There are currently 66,000 U.S. troops in Afghanistan, with all so-called combat forces slated to be out by the end of next year. The first topic of conversation at Friday’s meeting will likely be the pace of the drawdown through the end of 2014.

The second item will be just how large of a residual non-combat U.S. force should be left in Afghanistan when 2015 dawns, to train Afghan forces and kill Taliban insurgents sure to try to topple the Afghan government. As we saw in Iraq, such nomenclature can change in a flash. It’s almost as if troops now deemed “combat forces” have Post-It notes affixed to their helmets that can be replaced with labels declaring “advise-and-assist forces” overnight.

But it will be different this time around, as Obama and Karzai begin hammering out what’s being called a post-2014 Bilateral Security Agreement. “We are not going to be responsible for the security of Afghanistan beyond 2014,” White House deputy national security adviser Ben Rhodes said Tuesday.

In fact, the U.S. says it would entertain bringing all of its troops home by then. “That would be an option that we would consider,” Rhodes said. “The President does not view these negotiations as having a goal of keeping U.S. troops in Afghanistan.”

Early suggestions that the 2015 U.S. troop presence in Afghanistan could be as high as 20,000 to 30,000 have shrunken to smaller options in the 2,500-to-10,000-troop range. Plainly, the White House is fed up with the corrupt Afghan government. It also views a large troop presence as a drain on its budget, as former Army officer and ex-NSCer Doug Ollivant pointed out Monday on Battleland.

Karzai better not overplay his hand in the mistaken belief that Obama is desperate to keep U.S. boots on the ground inside his country, outside military experts caution. “Absent the stabilizing influence of some numbers of U.S. troops, Afghanistan could slip back into chaos, experiencing a new version of the devastating civil war that rent the country in the 1990s,” retired Army lieutenant general David Barno, a one-time top commander in Afghanistan, writes at Foreign Policy. “Even though the Zero Option is not the best choice to protect American long-term regional interests, it certainly remains on the table.”

10 comments
RogerFisher
RogerFisher

Deja vu all over again.  Zero option didn't work so well the last time.  How about keeping a force to control illegal drug trade?

MrObvious
MrObvious

Zero seems to be a good number.

Why should our soldiers die to preserve one tyrant over another? 

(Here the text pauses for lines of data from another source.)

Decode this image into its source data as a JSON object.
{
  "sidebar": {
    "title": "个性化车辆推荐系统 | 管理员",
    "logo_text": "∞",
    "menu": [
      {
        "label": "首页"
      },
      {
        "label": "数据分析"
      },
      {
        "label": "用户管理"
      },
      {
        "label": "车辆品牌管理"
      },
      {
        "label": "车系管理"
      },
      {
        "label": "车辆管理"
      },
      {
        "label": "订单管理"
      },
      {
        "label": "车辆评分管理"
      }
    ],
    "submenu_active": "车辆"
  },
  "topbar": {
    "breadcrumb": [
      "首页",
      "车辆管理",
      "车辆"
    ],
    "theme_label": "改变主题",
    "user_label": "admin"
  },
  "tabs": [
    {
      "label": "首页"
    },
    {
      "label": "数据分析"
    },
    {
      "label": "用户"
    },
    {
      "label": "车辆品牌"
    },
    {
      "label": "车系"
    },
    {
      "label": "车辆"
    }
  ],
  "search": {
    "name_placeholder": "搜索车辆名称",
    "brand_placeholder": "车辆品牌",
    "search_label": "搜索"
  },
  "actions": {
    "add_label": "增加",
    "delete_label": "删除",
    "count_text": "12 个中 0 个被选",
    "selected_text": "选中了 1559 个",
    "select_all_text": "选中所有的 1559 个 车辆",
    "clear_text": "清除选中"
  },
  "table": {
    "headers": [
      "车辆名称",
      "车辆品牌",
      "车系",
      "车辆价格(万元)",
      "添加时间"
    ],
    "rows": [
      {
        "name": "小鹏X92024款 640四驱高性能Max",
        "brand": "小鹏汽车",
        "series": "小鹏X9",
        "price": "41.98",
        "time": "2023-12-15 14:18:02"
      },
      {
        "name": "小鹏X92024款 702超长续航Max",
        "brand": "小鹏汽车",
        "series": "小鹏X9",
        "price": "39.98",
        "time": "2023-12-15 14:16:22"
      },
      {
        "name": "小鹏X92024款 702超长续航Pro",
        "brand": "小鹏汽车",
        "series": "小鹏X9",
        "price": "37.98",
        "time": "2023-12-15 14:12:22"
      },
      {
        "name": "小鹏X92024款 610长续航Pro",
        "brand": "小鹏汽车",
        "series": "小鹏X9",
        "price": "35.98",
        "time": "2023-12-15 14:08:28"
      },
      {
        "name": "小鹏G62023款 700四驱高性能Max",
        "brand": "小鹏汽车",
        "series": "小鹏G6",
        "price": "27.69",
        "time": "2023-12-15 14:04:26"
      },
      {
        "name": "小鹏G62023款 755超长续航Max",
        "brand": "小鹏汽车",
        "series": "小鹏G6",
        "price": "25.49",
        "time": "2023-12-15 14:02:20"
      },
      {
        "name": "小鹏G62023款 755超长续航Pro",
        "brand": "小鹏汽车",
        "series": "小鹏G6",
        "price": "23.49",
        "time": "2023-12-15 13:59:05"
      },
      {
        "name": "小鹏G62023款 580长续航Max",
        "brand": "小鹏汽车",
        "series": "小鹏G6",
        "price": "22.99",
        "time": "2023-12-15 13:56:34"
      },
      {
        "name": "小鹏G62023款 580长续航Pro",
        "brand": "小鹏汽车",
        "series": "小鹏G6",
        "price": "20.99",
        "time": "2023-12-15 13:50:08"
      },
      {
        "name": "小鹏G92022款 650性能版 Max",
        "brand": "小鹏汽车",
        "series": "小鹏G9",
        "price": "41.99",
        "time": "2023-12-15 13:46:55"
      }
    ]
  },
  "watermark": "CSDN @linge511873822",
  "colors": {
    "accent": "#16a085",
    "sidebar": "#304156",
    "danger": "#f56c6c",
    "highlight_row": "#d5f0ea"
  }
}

michael77angelo
michael77angelo

The perfect number is 0!  Mr. President, we must bring all our troops home by the end of 2014.  Isn't that what you said during the presidential election campaign?  Bring our young men and women home now from this godforsaken region.  Bring everyone home now Mr. President.  That is the right and only response here.

rutoft64
rutoft64

No dubt time to come home. Cost of lives and $$$$ way to much. Just as the Russian ambassador said long ago and many lives and $$$$. Get out of there you will not win. We know.

Fla4Me
Fla4Me

Its the Paki nukes and missiles that are the issue.  In the end, all other policy in this region has to support keeping them out of the wrong hands.

sixtymile
sixtymile

Seriously? Yes. It's time for a realistic strategy to protect the US from building a base for exporting terrorism, but cost-effective in lives, limbs, blood, and treasure. Let them (and their Pakistani buddies) form their own destiny as long as it does not pose a threat to the rest of the world. It's not a US possession or territory, nor would we ever wish it to be. Give Afghanistan back to the Afghanis.

JoseGonzales
JoseGonzales

With all the new high tech gadgets, how many people do you need to run the largest drug operation in the world?


JamesHintze
JamesHintze like.author.displayName 1 Like

How low can the US go?   How about zero?

ClimpJones
ClimpJones

just another example of President Obama's naivete

PerryWhite1
PerryWhite1

@ClimpJones The definition of naive is thinking that the solution to every problem is throwing U.S. soldiers at it.

Follow

Get every new post delivered to your Inbox.

Join 2,104 other followers